-- Opening Marker --

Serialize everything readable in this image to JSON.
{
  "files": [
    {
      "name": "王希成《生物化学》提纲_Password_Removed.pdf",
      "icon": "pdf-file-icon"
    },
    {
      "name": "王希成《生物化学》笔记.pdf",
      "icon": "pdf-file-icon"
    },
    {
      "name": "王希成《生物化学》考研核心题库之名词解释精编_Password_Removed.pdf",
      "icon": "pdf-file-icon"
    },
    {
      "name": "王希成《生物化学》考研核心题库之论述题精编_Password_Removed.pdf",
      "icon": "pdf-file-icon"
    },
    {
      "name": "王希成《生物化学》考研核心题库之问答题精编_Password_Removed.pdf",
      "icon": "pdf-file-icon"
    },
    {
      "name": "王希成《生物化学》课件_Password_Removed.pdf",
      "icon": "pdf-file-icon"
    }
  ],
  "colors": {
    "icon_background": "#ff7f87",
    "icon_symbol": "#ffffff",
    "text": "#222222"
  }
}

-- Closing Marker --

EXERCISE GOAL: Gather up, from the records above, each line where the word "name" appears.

PROBLEM SOLUTION:
      "name": "王希成《生物化学》提纲_Password_Removed.pdf",
      "name": "王希成《生物化学》笔记.pdf",
      "name": "王希成《生物化学》考研核心题库之名词解释精编_Password_Removed.pdf",
      "name": "王希成《生物化学》考研核心题库之论述题精编_Password_Removed.pdf",
      "name": "王希成《生物化学》考研核心题库之问答题精编_Password_Removed.pdf",
      "name": "王希成《生物化学》课件_Password_Removed.pdf",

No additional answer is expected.